Guidance Regarding Activities at or Near Kansas Polling Places

Kansas law prohibits “electioneering” or “disorderly election conduct” at or within a certain distance of polling places. Depending on the circumstances, there may be certain First Amendment issues related to activities by persons at polling places.

Electioneering

The following activities are prohibited:

Any person that appears to be engaged in electioneering may be asked to leave; or be asked to stop the electioneering activity.

For example, person wearing a candidate campaign button can be asked to remove the button and place it in his or her pocket or purse.

If the person refuses to leave or stop electioneering, the polling place owner (or the owner’s representative) or the polling place official may contact the Election Commissioner; or if necessary, call 911 for law enforcement assistance.

Electioneering does not include bumper stickers on a motor vehicle used to transport voters to a polling place or to an advance voting site for the purpose of voting; or actions related to candidates or questions not on the ballot for the current election.

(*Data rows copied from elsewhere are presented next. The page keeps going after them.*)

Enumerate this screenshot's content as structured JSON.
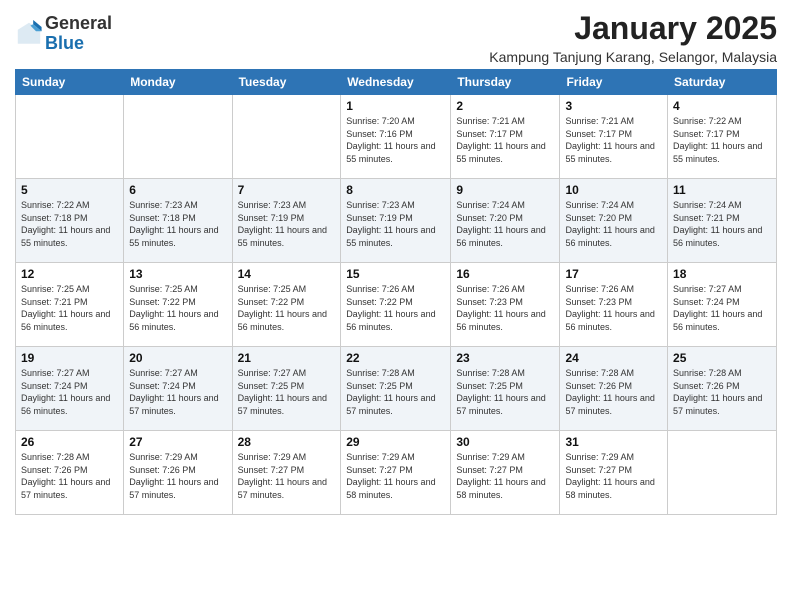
{
  "header": {
    "logo_general": "General",
    "logo_blue": "Blue",
    "main_title": "January 2025",
    "subtitle": "Kampung Tanjung Karang, Selangor, Malaysia"
  },
  "days_of_week": [
    "Sunday",
    "Monday",
    "Tuesday",
    "Wednesday",
    "Thursday",
    "Friday",
    "Saturday"
  ],
  "weeks": [
    [
      {
        "day": "",
        "info": ""
      },
      {
        "day": "",
        "info": ""
      },
      {
        "day": "",
        "info": ""
      },
      {
        "day": "1",
        "info": "Sunrise: 7:20 AM\nSunset: 7:16 PM\nDaylight: 11 hours and 55 minutes."
      },
      {
        "day": "2",
        "info": "Sunrise: 7:21 AM\nSunset: 7:17 PM\nDaylight: 11 hours and 55 minutes."
      },
      {
        "day": "3",
        "info": "Sunrise: 7:21 AM\nSunset: 7:17 PM\nDaylight: 11 hours and 55 minutes."
      },
      {
        "day": "4",
        "info": "Sunrise: 7:22 AM\nSunset: 7:17 PM\nDaylight: 11 hours and 55 minutes."
      }
    ],
    [
      {
        "day": "5",
        "info": "Sunrise: 7:22 AM\nSunset: 7:18 PM\nDaylight: 11 hours and 55 minutes."
      },
      {
        "day": "6",
        "info": "Sunrise: 7:23 AM\nSunset: 7:18 PM\nDaylight: 11 hours and 55 minutes."
      },
      {
        "day": "7",
        "info": "Sunrise: 7:23 AM\nSunset: 7:19 PM\nDaylight: 11 hours and 55 minutes."
      },
      {
        "day": "8",
        "info": "Sunrise: 7:23 AM\nSunset: 7:19 PM\nDaylight: 11 hours and 55 minutes."
      },
      {
        "day": "9",
        "info": "Sunrise: 7:24 AM\nSunset: 7:20 PM\nDaylight: 11 hours and 56 minutes."
      },
      {
        "day": "10",
        "info": "Sunrise: 7:24 AM\nSunset: 7:20 PM\nDaylight: 11 hours and 56 minutes."
      },
      {
        "day": "11",
        "info": "Sunrise: 7:24 AM\nSunset: 7:21 PM\nDaylight: 11 hours and 56 minutes."
      }
    ],
    [
      {
        "day": "12",
        "info": "Sunrise: 7:25 AM\nSunset: 7:21 PM\nDaylight: 11 hours and 56 minutes."
      },
      {
        "day": "13",
        "info": "Sunrise: 7:25 AM\nSunset: 7:22 PM\nDaylight: 11 hours and 56 minutes."
      },
      {
        "day": "14",
        "info": "Sunrise: 7:25 AM\nSunset: 7:22 PM\nDaylight: 11 hours and 56 minutes."
      },
      {
        "day": "15",
        "info": "Sunrise: 7:26 AM\nSunset: 7:22 PM\nDaylight: 11 hours and 56 minutes."
      },
      {
        "day": "16",
        "info": "Sunrise: 7:26 AM\nSunset: 7:23 PM\nDaylight: 11 hours and 56 minutes."
      },
      {
        "day": "17",
        "info": "Sunrise: 7:26 AM\nSunset: 7:23 PM\nDaylight: 11 hours and 56 minutes."
      },
      {
        "day": "18",
        "info": "Sunrise: 7:27 AM\nSunset: 7:24 PM\nDaylight: 11 hours and 56 minutes."
      }
    ],
    [
      {
        "day": "19",
        "info": "Sunrise: 7:27 AM\nSunset: 7:24 PM\nDaylight: 11 hours and 56 minutes."
      },
      {
        "day": "20",
        "info": "Sunrise: 7:27 AM\nSunset: 7:24 PM\nDaylight: 11 hours and 57 minutes."
      },
      {
        "day": "21",
        "info": "Sunrise: 7:27 AM\nSunset: 7:25 PM\nDaylight: 11 hours and 57 minutes."
      },
      {
        "day": "22",
        "info": "Sunrise: 7:28 AM\nSunset: 7:25 PM\nDaylight: 11 hours and 57 minutes."
      },
      {
        "day": "23",
        "info": "Sunrise: 7:28 AM\nSunset: 7:25 PM\nDaylight: 11 hours and 57 minutes."
      },
      {
        "day": "24",
        "info": "Sunrise: 7:28 AM\nSunset: 7:26 PM\nDaylight: 11 hours and 57 minutes."
      },
      {
        "day": "25",
        "info": "Sunrise: 7:28 AM\nSunset: 7:26 PM\nDaylight: 11 hours and 57 minutes."
      }
    ],
    [
      {
        "day": "26",
        "info": "Sunrise: 7:28 AM\nSunset: 7:26 PM\nDaylight: 11 hours and 57 minutes."
      },
      {
        "day": "27",
        "info": "Sunrise: 7:29 AM\nSunset: 7:26 PM\nDaylight: 11 hours and 57 minutes."
      },
      {
        "day": "28",
        "info": "Sunrise: 7:29 AM\nSunset: 7:27 PM\nDaylight: 11 hours and 57 minutes."
      },
      {
        "day": "29",
        "info": "Sunrise: 7:29 AM\nSunset: 7:27 PM\nDaylight: 11 hours and 58 minutes."
      },
      {
        "day": "30",
        "info": "Sunrise: 7:29 AM\nSunset: 7:27 PM\nDaylight: 11 hours and 58 minutes."
      },
      {
        "day": "31",
        "info": "Sunrise: 7:29 AM\nSunset: 7:27 PM\nDaylight: 11 hours and 58 minutes."
      },
      {
        "day": "",
        "info": ""
      }
    ]
  ]
}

Disorderly Election Conduct

Disorderly election conduct is willfully:

  1. Disturbing the peace in or about any voting place on election day;
  2. leaving or attempting to leave a voting place in possession of any ballot, except as is specifically permitted by law;
  3. approaching or remaining closer than three feet to any voting booth, voting machine or table being used by an election board except as admitted for the purpose of voting or by authority of the supervising judge;
  4. interrupting, hindering or obstructing any person approaching any voting place for the purpose of voting;
  5. engaging in any of the following activities within 250 feet from the entrance of a polling place during the hours the polls are open on election day:
    1. solicitation of contributions. . . . K.S.A. 25-2413.

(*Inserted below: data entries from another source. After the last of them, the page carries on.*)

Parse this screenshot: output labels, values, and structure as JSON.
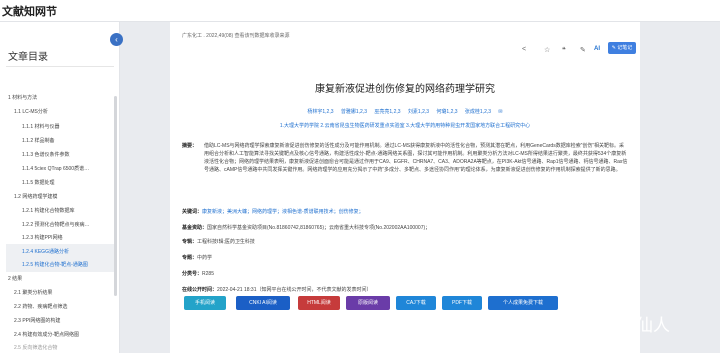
{
  "app": {
    "brand": "文献知网节"
  },
  "sidebar": {
    "title": "文章目录",
    "collapse_icon": "‹",
    "items": [
      {
        "label": "1 材料与方法",
        "style": "normal"
      },
      {
        "label": "1.1 LC-MS分析",
        "style": "normal"
      },
      {
        "label": "1.1.1 材料与仪器",
        "style": "normal"
      },
      {
        "label": "1.1.2 样品制备",
        "style": "normal"
      },
      {
        "label": "1.1.3 色谱仪条件参数",
        "style": "normal"
      },
      {
        "label": "1.1.4 5ciex QTrap 6500质谱…",
        "style": "normal"
      },
      {
        "label": "1.1.5 数据处理",
        "style": "normal"
      },
      {
        "label": "1.2 网络药理学建模",
        "style": "normal"
      },
      {
        "label": "1.2.1 构建化合物数据库",
        "style": "normal"
      },
      {
        "label": "1.2.2 预测化合物靶点与疾病…",
        "style": "normal"
      },
      {
        "label": "1.2.3 构建PPI网络",
        "style": "normal"
      },
      {
        "label": "1.2.4 KEGG通路分析",
        "style": "active"
      },
      {
        "label": "1.2.5 构建化合物-靶点-通路图",
        "style": "active"
      },
      {
        "label": "2 结果",
        "style": "normal"
      },
      {
        "label": "2.1 聚类分析结果",
        "style": "normal"
      },
      {
        "label": "2.2 药物、疾病靶点筛选",
        "style": "normal"
      },
      {
        "label": "2.3 PPI网络图的构建",
        "style": "normal"
      },
      {
        "label": "2.4 构建有效成分-靶点网络图",
        "style": "normal"
      },
      {
        "label": "2.5 反向筛选化合物",
        "style": "dim"
      }
    ]
  },
  "article": {
    "meta": "广东化工 . 2022,49(08)  查看该刊数据库收录来源",
    "title": "康复新液促进创伤修复的网络药理学研究",
    "authors": "杨林宇1,2,3  曾雅娜1,2,3  巫亮亮1,2,3  刘素1,2,3  何璐1,2,3  张成桂1,2,3 ✉",
    "affiliations": "1.大理大学药学院   2.云南省昆虫生物医药研发重点实验室   3.大理大学药用特种昆虫开发国家地方联合工程研究中心",
    "abstract_label": "摘要：",
    "abstract": "借助LC-MS与网络药理学探索康复新液促进创伤修复的活性成分及可能作用机制。通过LC-MS获得康复新液中的活性化合物，预测其潜在靶点，利用GeneCards数据库检索“创伤”相关靶标。采用组合分析和人工智能算法寻找关键靶点及核心信号通路，构建活性成分-靶点-通路网络关系图，探讨其可能作用机制。利用聚类分析方法对LC-MS所得结果进行聚类，最终共获得534个康复新液活性化合物；网络药理学结果表明，康复新液促进创面愈合可能是通过作用于CA9、EGFR、CHRNA7、CA3、ADORA2A等靶点，在PI3K-Akt信号通路、Rap1信号通路、钙信号通路、Ras信号通路、cAMP信号通路中共同发挥关键作用。网络药理学的应用充分揭示了中药“多成分、多靶点、多途径协同作用”的理论体系，为康复新液促进创伤修复的作用机制探索提供了新的思路。",
    "keywords_label": "关键词：",
    "keywords": "康复新液；美洲大蠊；网络药理学；液相色谱-质谱联用技术；创伤修复；",
    "fund_label": "基金资助：",
    "fund": "国家自然科学基金资助项目(No.81860742,81860765)；云南省重大科技专项(No.202002AA100007)；",
    "topic_label": "专辑：",
    "topic": "工程科技Ⅰ辑;医药卫生科技",
    "subject_label": "专题：",
    "subject": "中药学",
    "class_label": "分类号：",
    "class": "R285",
    "pubdate_label": "在线公开时间：",
    "pubdate": "2022-04-21 18:31（知网平台在线公开时间，不代表文献的发表时间）"
  },
  "toolbar": {
    "share_icon": "share-icon",
    "star_icon": "star-icon",
    "quote_icon": "quote-icon",
    "note_icon": "note-icon",
    "ai_label": "AI",
    "cite_label": "✎ 记笔记"
  },
  "downloads": [
    {
      "label": "手机阅读",
      "color": "#23a3c9"
    },
    {
      "label": "CNKI AI阅读",
      "color": "#1b5fc6"
    },
    {
      "label": "HTML阅读",
      "color": "#c63b3b"
    },
    {
      "label": "原版阅读",
      "color": "#6a3ca8"
    },
    {
      "label": "CAJ下载",
      "color": "#1f86d8"
    },
    {
      "label": "PDF下载",
      "color": "#1f86d8"
    },
    {
      "label": "个人成果免费下载",
      "color": "#1e6fcf"
    }
  ],
  "watermark": "知乎 @胖仙人",
  "colors": {
    "accent": "#1e6fcf",
    "cite_button": "#3f7fe0"
  }
}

Any person that appears to be engaged in disorderly conduct should be asked to leave; or to stop the disorderly conduct.

If they refuse, the polling place owner (or the owner’s representative) or the polling place official(s) should contact the Election Commissioner for specific guidance; or if necessary, call 911 for law enforcement assistance.

First Amendment Issues at Polling Places

The First Amendment to the United States Constitution restricts government regulation of free speech, which can include both verbal expression as well as expressive conduct.

Polling places are generally considered a limited public forum for First Amendment purposes, since the use of the site is intended for voting activities only and is not intended to allow a full range of speech and conduct. The extent of First Amendment rights at any particular polling place depends on the circumstances involved.

If someone claims their activities are protected by the First Amendment, the polling place owner (or the owner’s representative) or the polling place official(s) should contact the Election Commissioner for specific guidance.

Other Questions Regarding Polling Place Activities

Any other questions about activities at polling places may be directed to polling place officials or the Election Commissioner at (316) 660-7100.